Before we go to the question of why adopting, let's take a look at the history of dogs and humans. The bond between dogs and humans dates back to 40,000 years ago. Genetic studies undertaken during the 2010s have discovered that dogs diverged from an extinct wolf-like canid which has been selectively bred by humans for millennia for various behaviors, sensory capabilities, and physical attributes. Dogs, being the oldest domesticated animals for the past 33,000 years, they have been attuned to human behavior.* (Wikipedia)

As a domesticated animal, they perform many roles for people, such as hunting, herding, protection, assisting police and military, companionship and aiding handicapped individuals. According to the American Veterinary Medical Association, the human–canine bond is influenced by emotional, psychological, and physical interactions that are essential to the health and well-being of both people and dogs. So dogs help us to stay healthy. But do we always do the same in return?

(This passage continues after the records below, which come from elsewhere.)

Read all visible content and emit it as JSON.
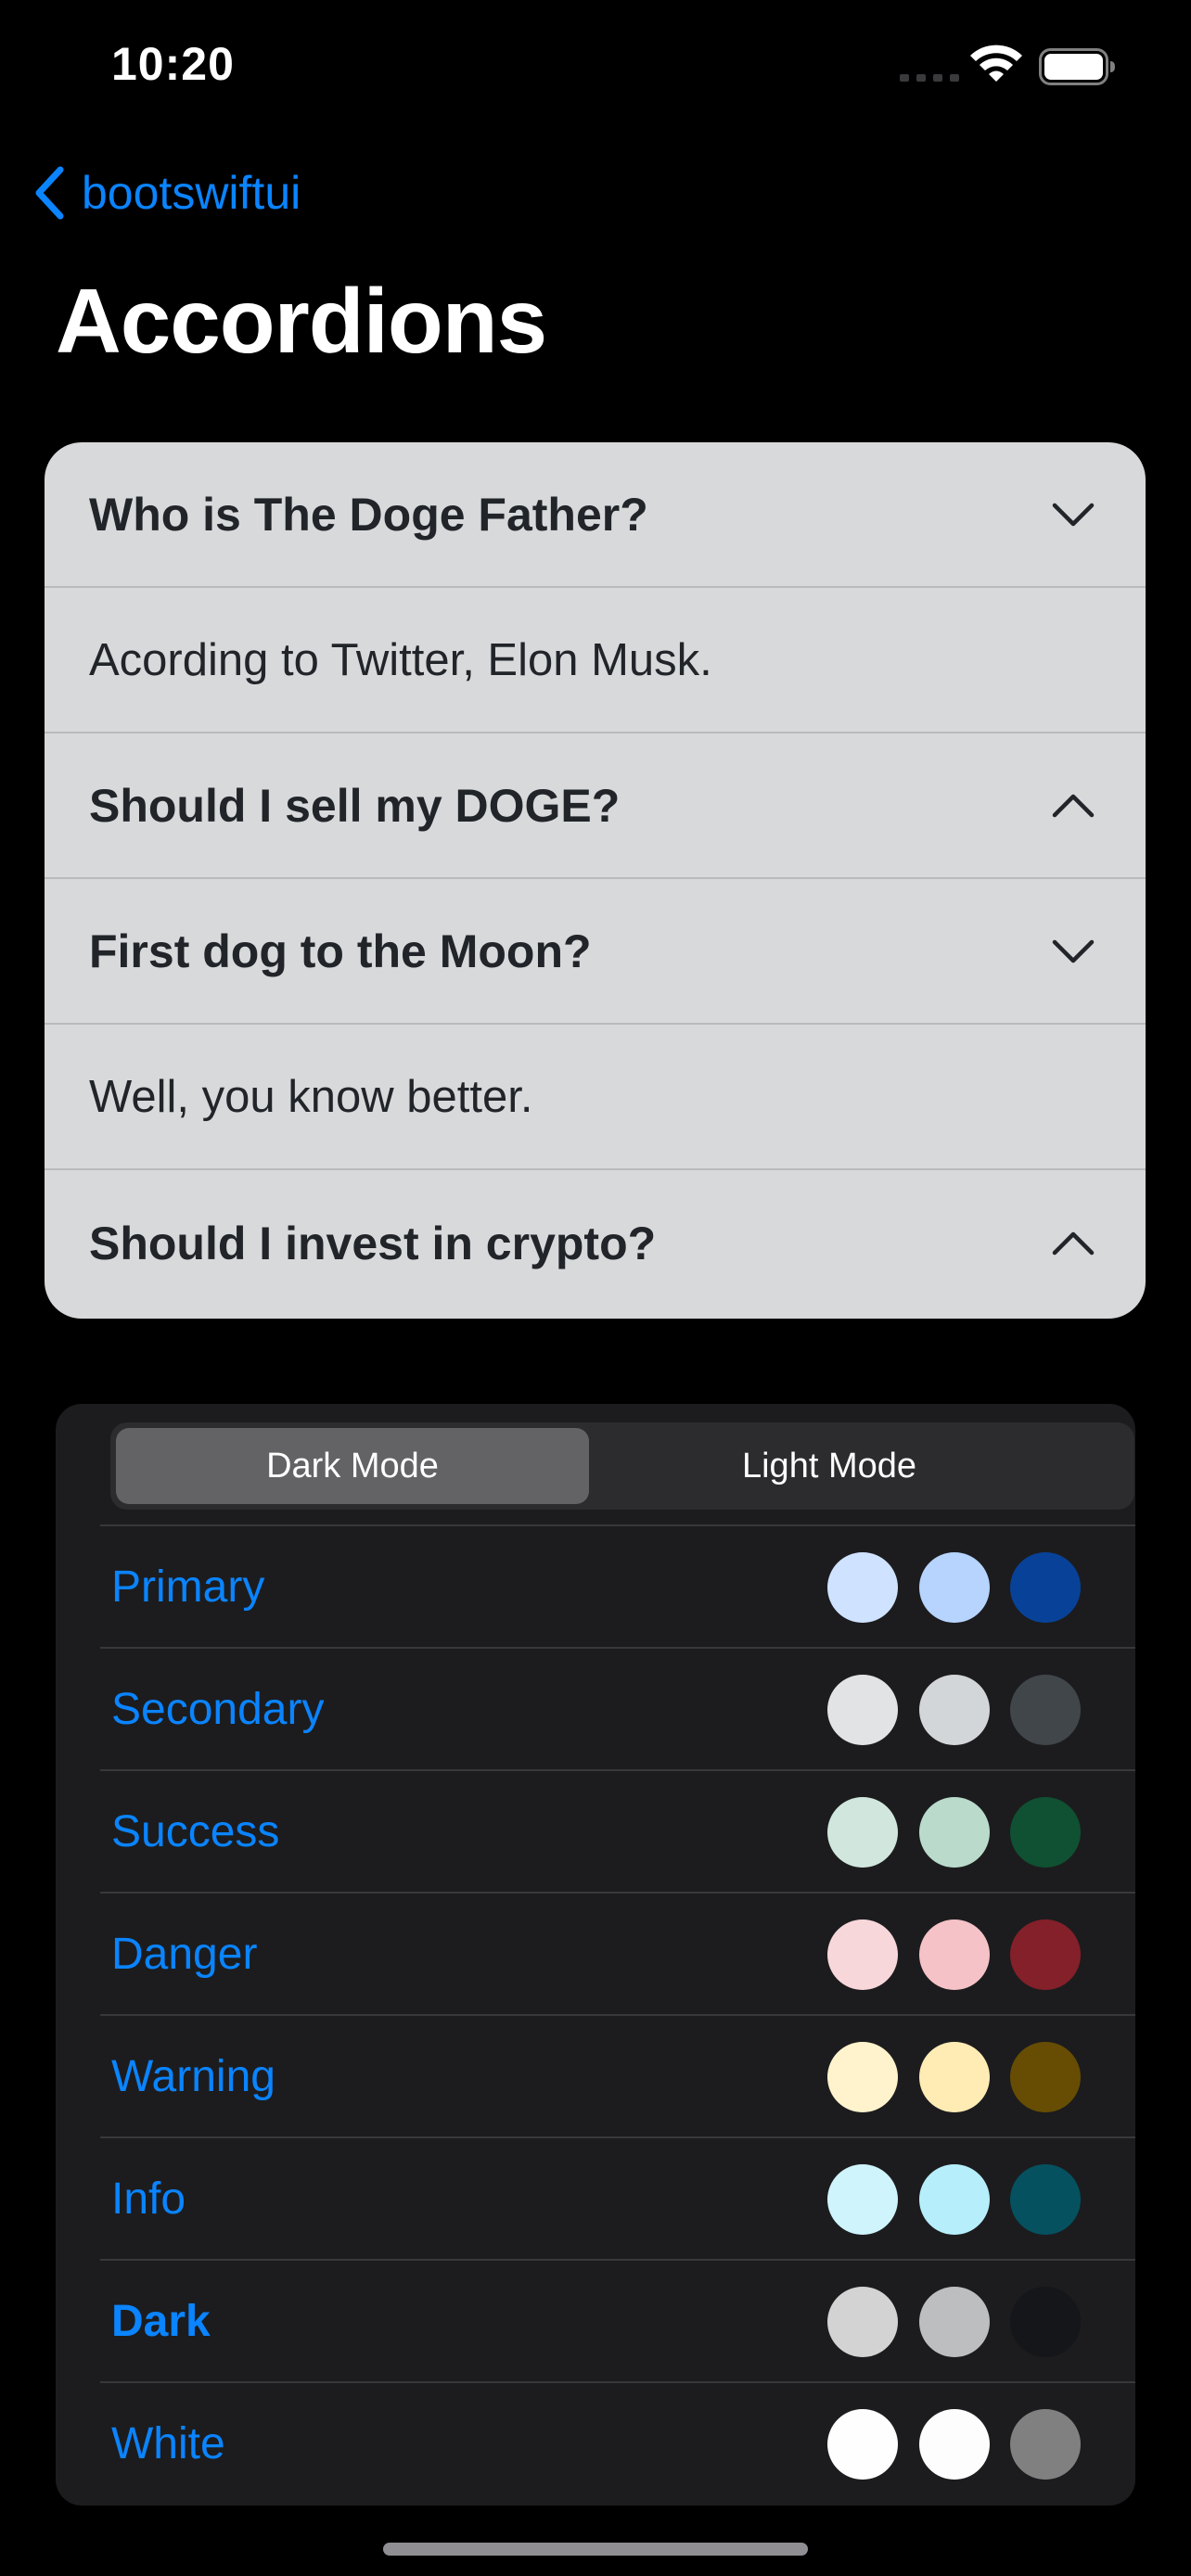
{
  "status_bar": {
    "time": "10:20",
    "icons": [
      "signal-icon",
      "wifi-icon",
      "battery-icon"
    ]
  },
  "nav": {
    "back_label": "bootswiftui",
    "back_icon": "chevron-left-icon",
    "title": "Accordions"
  },
  "accordion": {
    "items": [
      {
        "question": "Who is The Doge Father?",
        "expanded": true,
        "chevron": "chevron-down-icon",
        "answer": "Acording to Twitter, Elon Musk."
      },
      {
        "question": "Should I sell my DOGE?",
        "expanded": false,
        "chevron": "chevron-up-icon"
      },
      {
        "question": "First dog to the Moon?",
        "expanded": true,
        "chevron": "chevron-down-icon",
        "answer": "Well, you know better."
      },
      {
        "question": "Should I invest in crypto?",
        "expanded": false,
        "chevron": "chevron-up-icon"
      }
    ]
  },
  "mode_picker": {
    "options": [
      "Dark Mode",
      "Light Mode"
    ],
    "selected": "Dark Mode"
  },
  "colors": {
    "rows": [
      {
        "label": "Primary",
        "bold": false,
        "swatches": [
          "#cfe2ff",
          "#b6d4fe",
          "#084298"
        ]
      },
      {
        "label": "Secondary",
        "bold": false,
        "swatches": [
          "#e2e3e5",
          "#d3d6d8",
          "#41464b"
        ]
      },
      {
        "label": "Success",
        "bold": false,
        "swatches": [
          "#d1e7dd",
          "#badbcc",
          "#0f5132"
        ]
      },
      {
        "label": "Danger",
        "bold": false,
        "swatches": [
          "#f8d7da",
          "#f5c2c7",
          "#842029"
        ]
      },
      {
        "label": "Warning",
        "bold": false,
        "swatches": [
          "#fff3cd",
          "#ffecb5",
          "#664d03"
        ]
      },
      {
        "label": "Info",
        "bold": false,
        "swatches": [
          "#cff4fc",
          "#b6effb",
          "#055160"
        ]
      },
      {
        "label": "Dark",
        "bold": true,
        "swatches": [
          "#d3d3d4",
          "#bcbebf",
          "#141619"
        ]
      },
      {
        "label": "White",
        "bold": false,
        "swatches": [
          "#fefefe",
          "#fdfdfe",
          "#808080"
        ]
      }
    ]
  },
  "theme": {
    "accent": "#0a84ff",
    "background": "#000000",
    "accordion_bg": "#d8d9db",
    "card_bg": "#1c1c1e"
  }
}
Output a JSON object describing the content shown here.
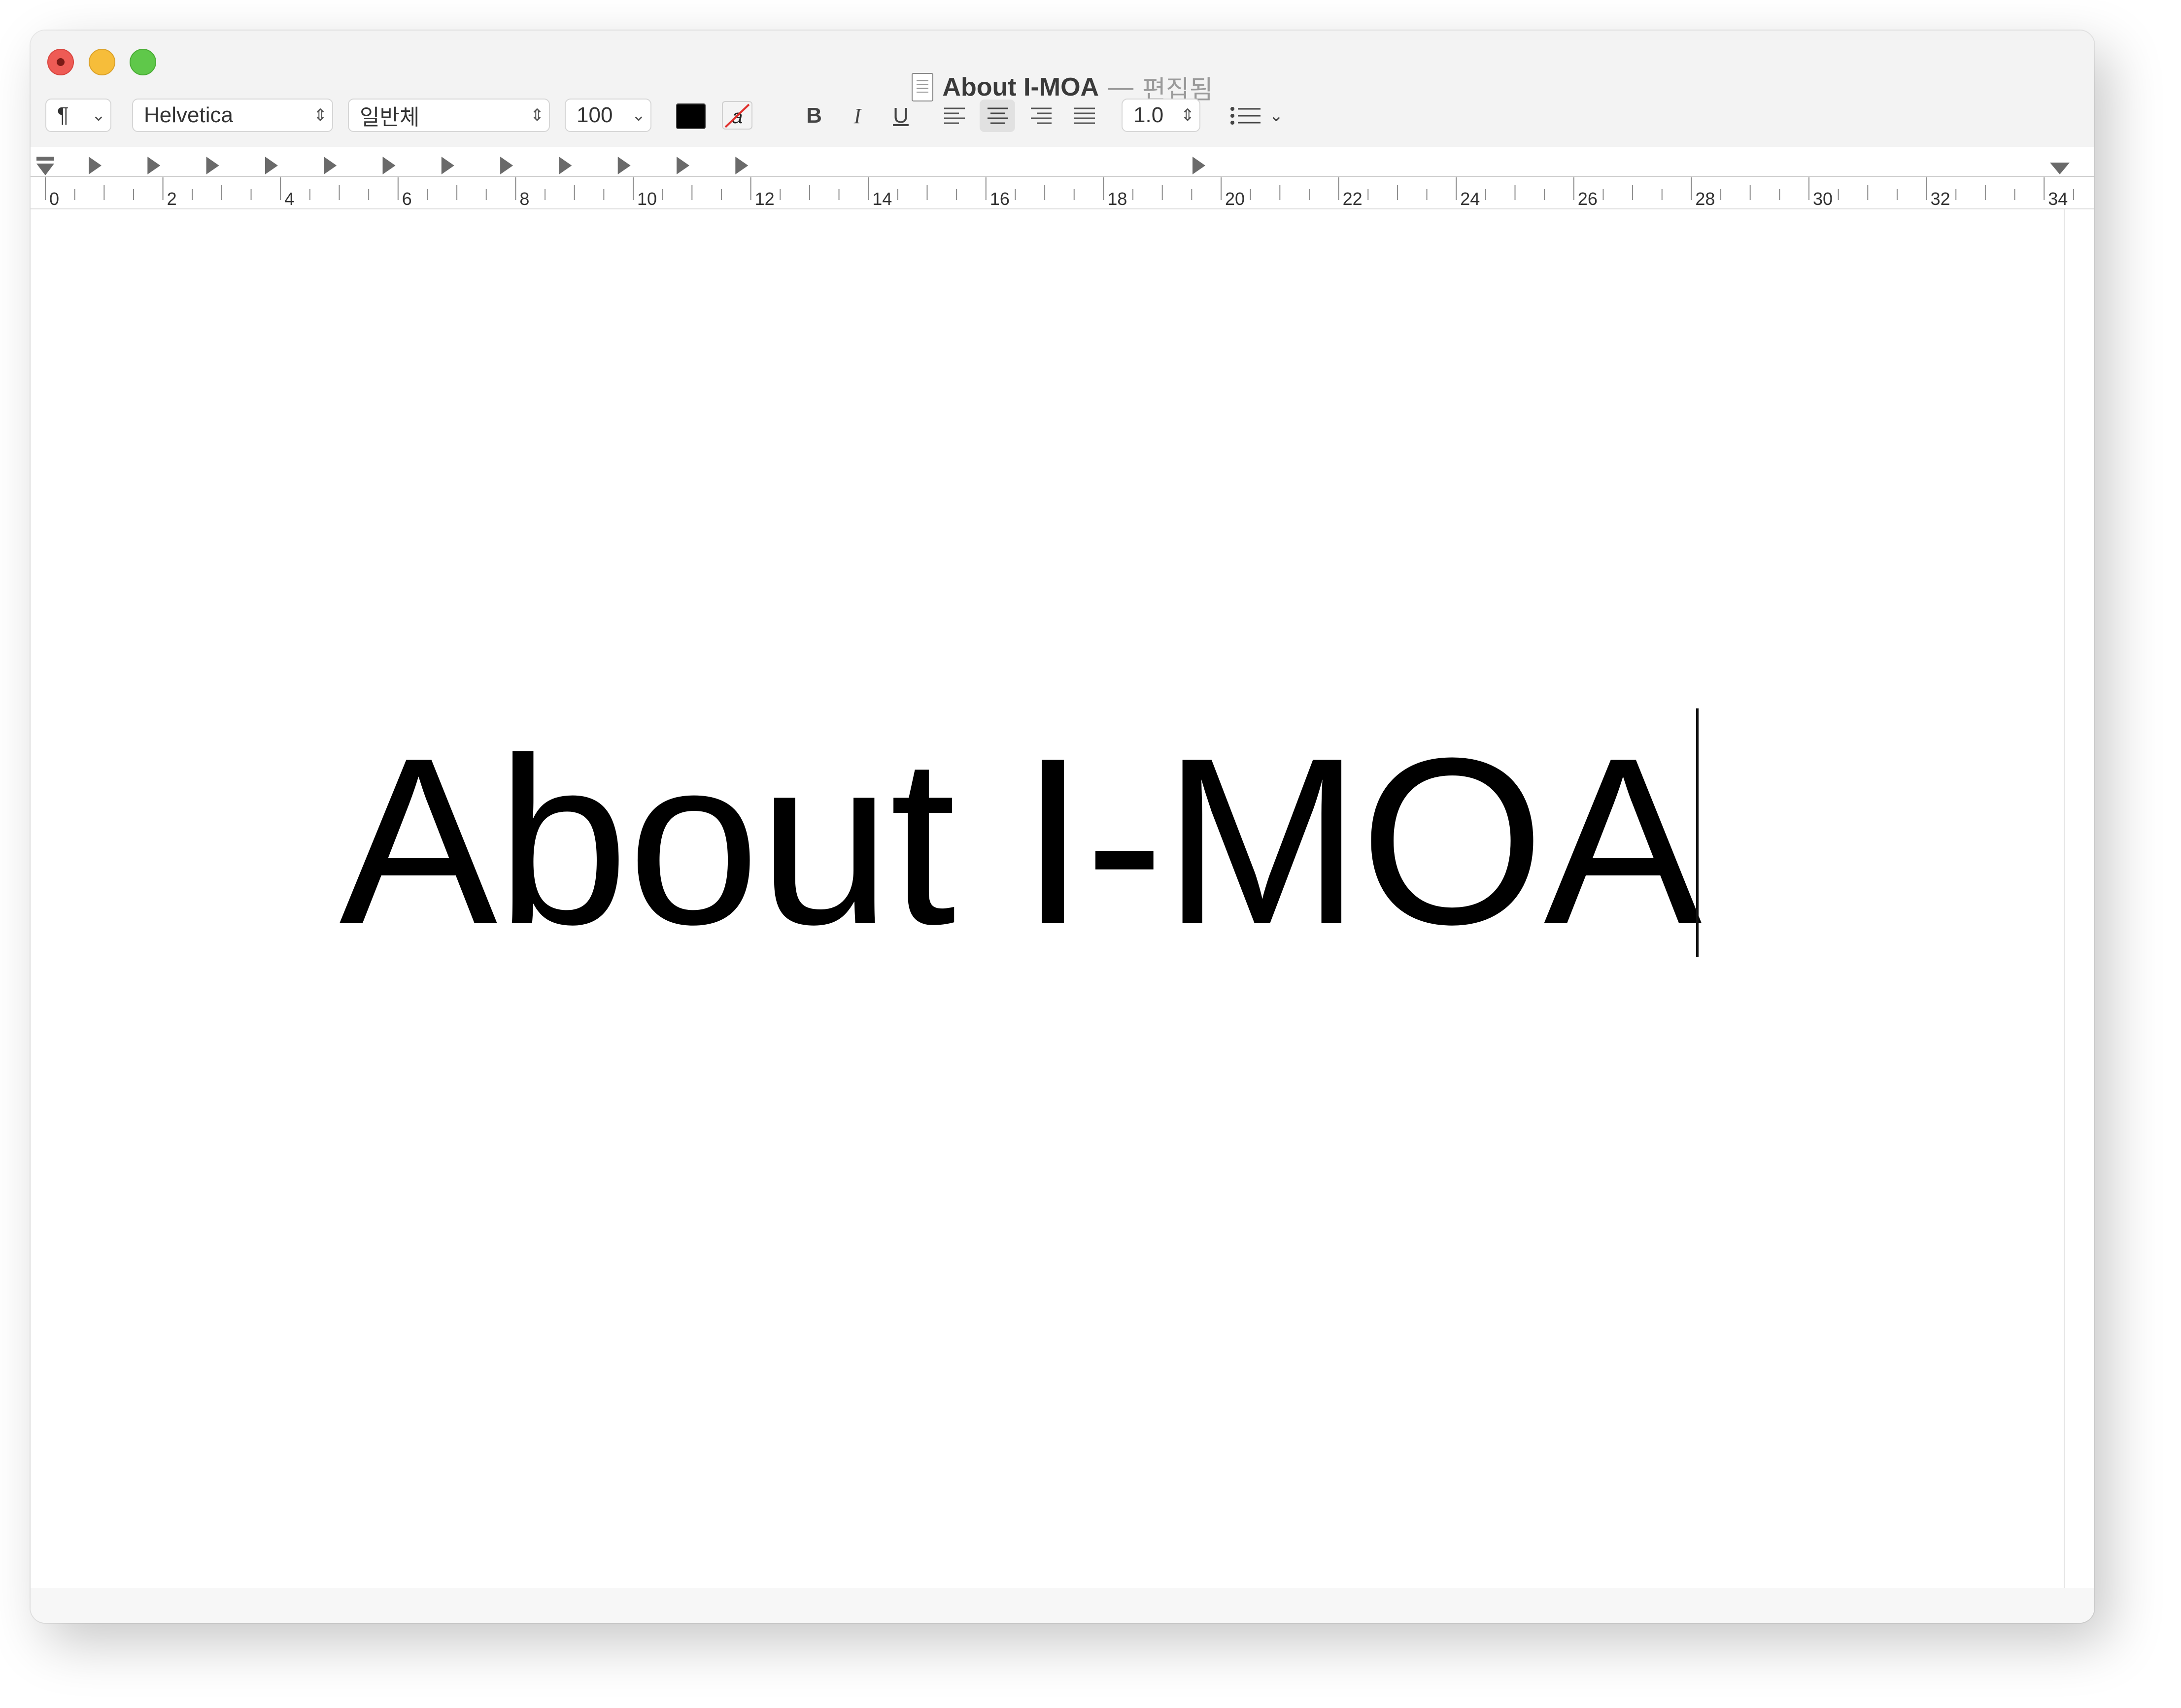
{
  "window": {
    "title": "About I-MOA",
    "title_separator": "—",
    "title_status": "편집됨"
  },
  "toolbar": {
    "paragraph_style": "¶",
    "font_family": "Helvetica",
    "font_style": "일반체",
    "font_size": "100",
    "bold": "B",
    "italic": "I",
    "underline": "U",
    "line_spacing": "1.0",
    "text_color": "#000000"
  },
  "ruler": {
    "labels": [
      "0",
      "2",
      "4",
      "6",
      "8",
      "10",
      "12",
      "14",
      "16",
      "18",
      "20",
      "22",
      "24",
      "26",
      "28",
      "30",
      "32",
      "34"
    ]
  },
  "document": {
    "text": "About I-MOA"
  },
  "icons": {
    "close": "close-window-icon",
    "minimize": "minimize-window-icon",
    "maximize": "maximize-window-icon",
    "document": "document-icon",
    "highlight": "highlight-color-icon",
    "list": "list-bullets-icon"
  }
}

As a passionate dog lover, you will probably make sure that your dog as a family member will get the best treatment and will be an integrated part of your family. But unfortunately not everybody is a responsible dog owner. Especially when dogs are used for the sole purpose of protection, they often end up at the end of a chain outside of a property they are supposed to guard for their entire life. They are deprived of frequent human contact.  But dogs thrive on human contact, so those dogs on a chain often end up spending their entire life in a miserable state in front of a property and due to that ordeal in some cases become aggressive. A recent scientific study has shown that certain experiences throughout the dog’s life trigger a certain behavior, rather than breed. In other words, rarely a dog ever is born aggressive. Bad experiences and abuse may trigger aggressive behavior in some cases. However, humans can also reverse those effects if dogs get access to professional training.